----- Source data

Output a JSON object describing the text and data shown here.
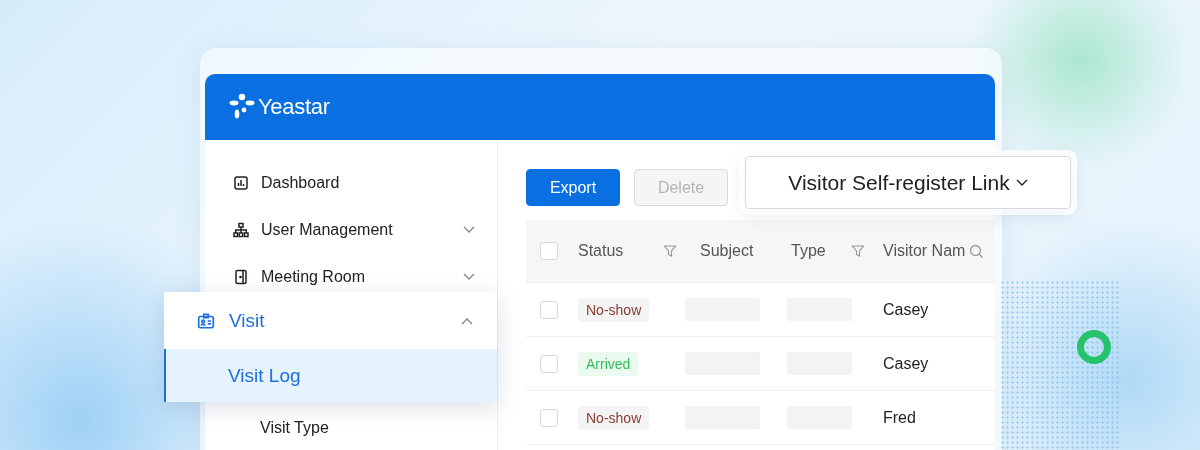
{
  "brand": {
    "name": "Yeastar"
  },
  "sidebar": {
    "items": [
      {
        "label": "Dashboard"
      },
      {
        "label": "User Management",
        "expanded": false
      },
      {
        "label": "Meeting Room",
        "expanded": false
      },
      {
        "label": "Visit",
        "expanded": true,
        "children": [
          {
            "label": "Visit Log",
            "selected": true
          },
          {
            "label": "Visit Type",
            "selected": false
          }
        ]
      }
    ]
  },
  "toolbar": {
    "buttons": [
      {
        "label": "Export",
        "disabled": false
      },
      {
        "label": "Delete",
        "disabled": true
      }
    ],
    "link_dropdown": {
      "label": "Visitor Self-register Link"
    }
  },
  "table": {
    "header_checkbox": {
      "checked": false
    },
    "columns": [
      {
        "label": "Status",
        "kind": "filter"
      },
      {
        "label": "Subject",
        "kind": "plain"
      },
      {
        "label": "Type",
        "kind": "filter"
      },
      {
        "label": "Visitor Nam",
        "kind": "search"
      }
    ],
    "rows": [
      {
        "checked": false,
        "status": {
          "label": "No-show",
          "kind": "neutral"
        },
        "visitor_name": "Casey"
      },
      {
        "checked": false,
        "status": {
          "label": "Arrived",
          "kind": "success"
        },
        "visitor_name": "Casey"
      },
      {
        "checked": false,
        "status": {
          "label": "No-show",
          "kind": "neutral"
        },
        "visitor_name": "Fred"
      }
    ]
  }
}
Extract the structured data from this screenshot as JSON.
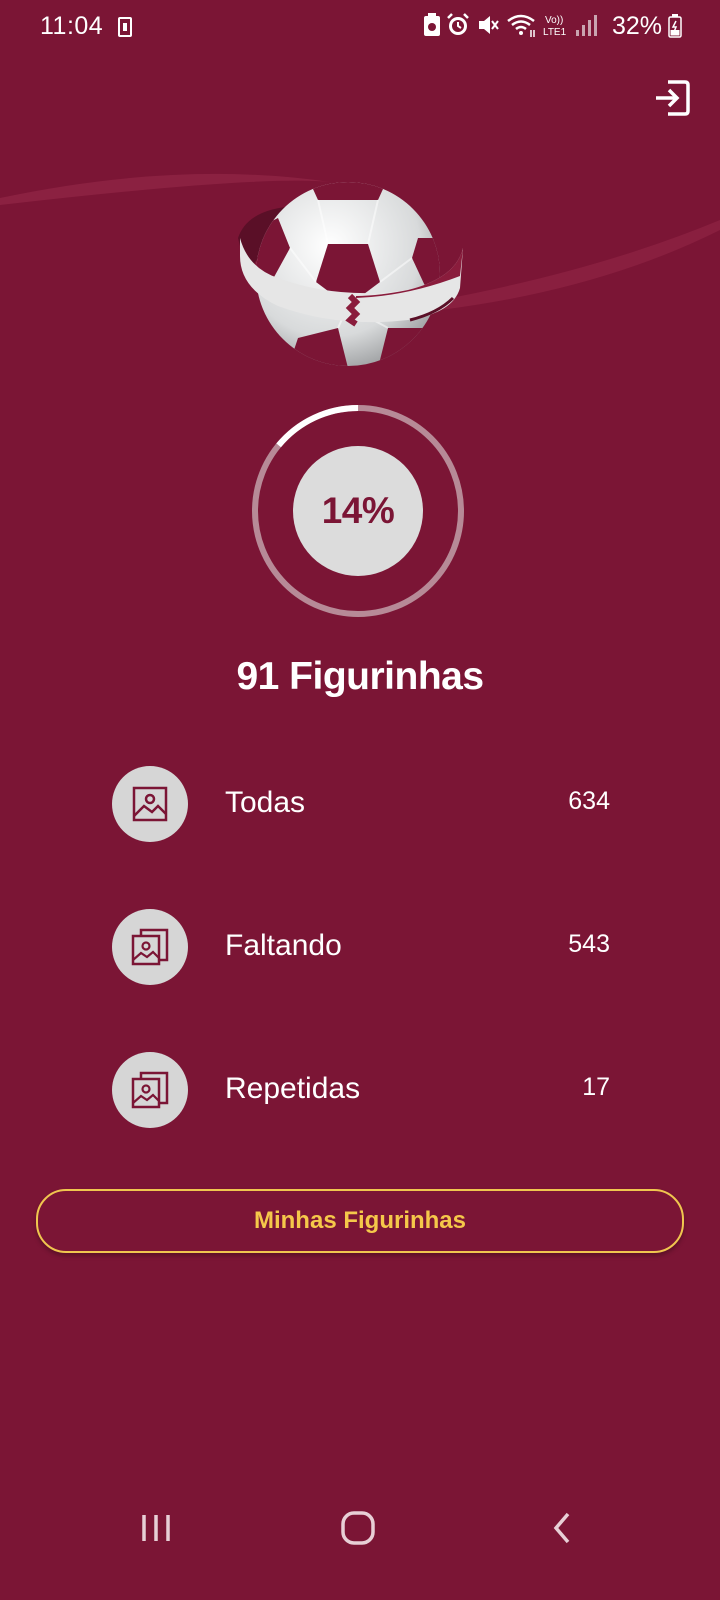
{
  "status_bar": {
    "time": "11:04",
    "battery_percent": "32%",
    "icons": [
      "sim-card-icon",
      "battery-saver-icon",
      "alarm-icon",
      "mute-icon",
      "wifi-icon",
      "volte-icon",
      "signal-icon",
      "battery-icon"
    ]
  },
  "header": {
    "exit_icon": "logout-icon"
  },
  "progress": {
    "percent_label": "14%",
    "fraction": 0.14
  },
  "summary": {
    "title": "91 Figurinhas"
  },
  "stats": [
    {
      "label": "Todas",
      "value": "634",
      "icon": "image-icon"
    },
    {
      "label": "Faltando",
      "value": "543",
      "icon": "image-stack-icon"
    },
    {
      "label": "Repetidas",
      "value": "17",
      "icon": "image-stack-icon"
    }
  ],
  "actions": {
    "my_stickers_label": "Minhas Figurinhas"
  },
  "nav": {
    "items": [
      "recent-apps-icon",
      "home-icon",
      "back-icon"
    ]
  },
  "colors": {
    "background": "#7b1535",
    "accent": "#f5c84a",
    "circle": "#dcdcdc"
  }
}
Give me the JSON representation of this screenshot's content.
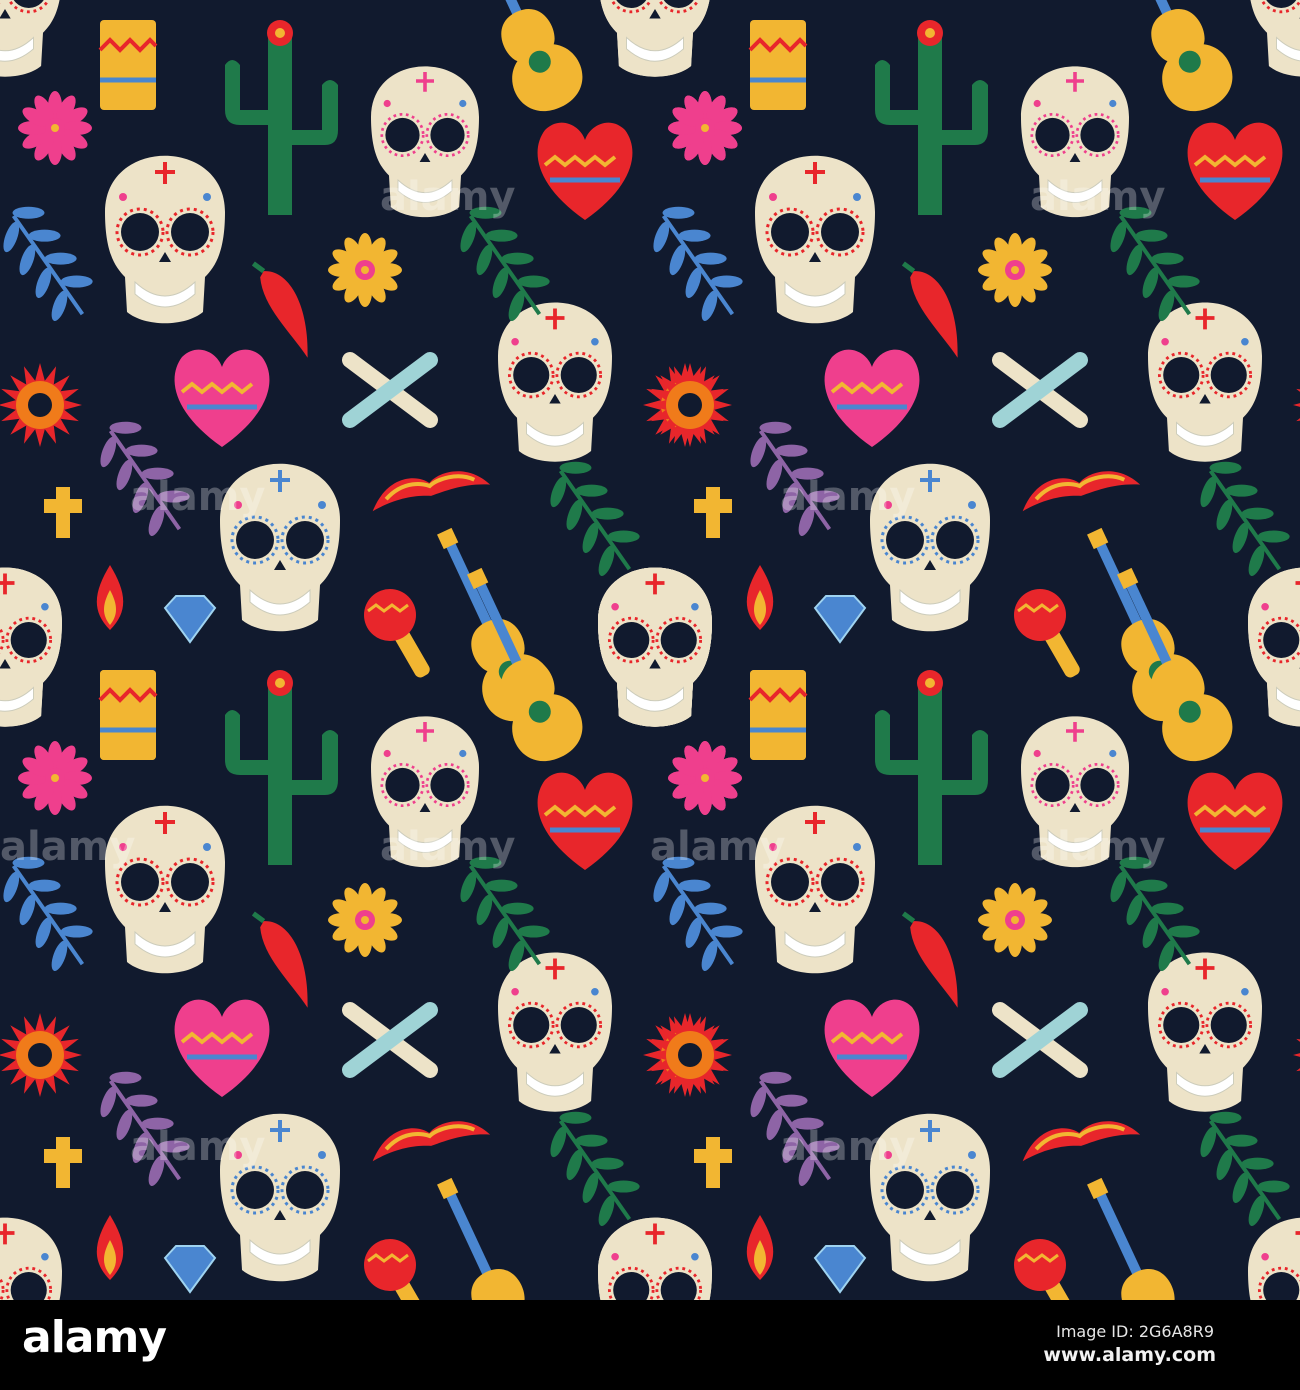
{
  "artwork": {
    "background_color": "#111a2e",
    "motifs": [
      "sugar-skull",
      "cactus",
      "guitar",
      "candle",
      "heart",
      "flower",
      "crossed-bones",
      "chili-pepper",
      "leaf-branch",
      "cross",
      "mustache",
      "diamond",
      "maraca"
    ],
    "palette": {
      "skull": "#ede3c8",
      "red": "#e8262b",
      "pink": "#ef3f8d",
      "yellow": "#f2b632",
      "green": "#1f7a4a",
      "blue": "#4a86d0",
      "purple": "#8e64a6"
    },
    "watermark": "alamy"
  },
  "footer": {
    "logo": "alamy",
    "image_id": "Image ID: 2G6A8R9",
    "website": "www.alamy.com"
  }
}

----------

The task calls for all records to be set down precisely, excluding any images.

Output a JSON object describing the text and data shown here.
{
  "brand": {
    "name": "Yeastar"
  },
  "sidebar": {
    "items": [
      {
        "label": "Dashboard"
      },
      {
        "label": "User Management",
        "expanded": false
      },
      {
        "label": "Meeting Room",
        "expanded": false
      },
      {
        "label": "Visit",
        "expanded": true,
        "children": [
          {
            "label": "Visit Log",
            "selected": true
          },
          {
            "label": "Visit Type",
            "selected": false
          }
        ]
      }
    ]
  },
  "toolbar": {
    "buttons": [
      {
        "label": "Export",
        "disabled": false
      },
      {
        "label": "Delete",
        "disabled": true
      }
    ],
    "link_dropdown": {
      "label": "Visitor Self-register Link"
    }
  },
  "table": {
    "header_checkbox": {
      "checked": false
    },
    "columns": [
      {
        "label": "Status",
        "kind": "filter"
      },
      {
        "label": "Subject",
        "kind": "plain"
      },
      {
        "label": "Type",
        "kind": "filter"
      },
      {
        "label": "Visitor Nam",
        "kind": "search"
      }
    ],
    "rows": [
      {
        "checked": false,
        "status": {
          "label": "No-show",
          "kind": "neutral"
        },
        "visitor_name": "Casey"
      },
      {
        "checked": false,
        "status": {
          "label": "Arrived",
          "kind": "success"
        },
        "visitor_name": "Casey"
      },
      {
        "checked": false,
        "status": {
          "label": "No-show",
          "kind": "neutral"
        },
        "visitor_name": "Fred"
      }
    ]
  }
}
Extract the structured data from this screenshot as JSON.
{
  "status_bar": {
    "time": "11:04",
    "battery_percent": "32%",
    "icons": [
      "sim-card-icon",
      "battery-saver-icon",
      "alarm-icon",
      "mute-icon",
      "wifi-icon",
      "volte-icon",
      "signal-icon",
      "battery-icon"
    ]
  },
  "header": {
    "exit_icon": "logout-icon"
  },
  "progress": {
    "percent_label": "14%",
    "fraction": 0.14
  },
  "summary": {
    "title": "91 Figurinhas"
  },
  "stats": [
    {
      "label": "Todas",
      "value": "634",
      "icon": "image-icon"
    },
    {
      "label": "Faltando",
      "value": "543",
      "icon": "image-stack-icon"
    },
    {
      "label": "Repetidas",
      "value": "17",
      "icon": "image-stack-icon"
    }
  ],
  "actions": {
    "my_stickers_label": "Minhas Figurinhas"
  },
  "nav": {
    "items": [
      "recent-apps-icon",
      "home-icon",
      "back-icon"
    ]
  },
  "colors": {
    "background": "#7b1535",
    "accent": "#f5c84a",
    "circle": "#dcdcdc"
  }
}
Give me the JSON representation of this screenshot's content.
{
  "artwork": {
    "background_color": "#111a2e",
    "motifs": [
      "sugar-skull",
      "cactus",
      "guitar",
      "candle",
      "heart",
      "flower",
      "crossed-bones",
      "chili-pepper",
      "leaf-branch",
      "cross",
      "mustache",
      "diamond",
      "maraca"
    ],
    "palette": {
      "skull": "#ede3c8",
      "red": "#e8262b",
      "pink": "#ef3f8d",
      "yellow": "#f2b632",
      "green": "#1f7a4a",
      "blue": "#4a86d0",
      "purple": "#8e64a6"
    },
    "watermark": "alamy"
  },
  "footer": {
    "logo": "alamy",
    "image_id": "Image ID: 2G6A8R9",
    "website": "www.alamy.com"
  }
}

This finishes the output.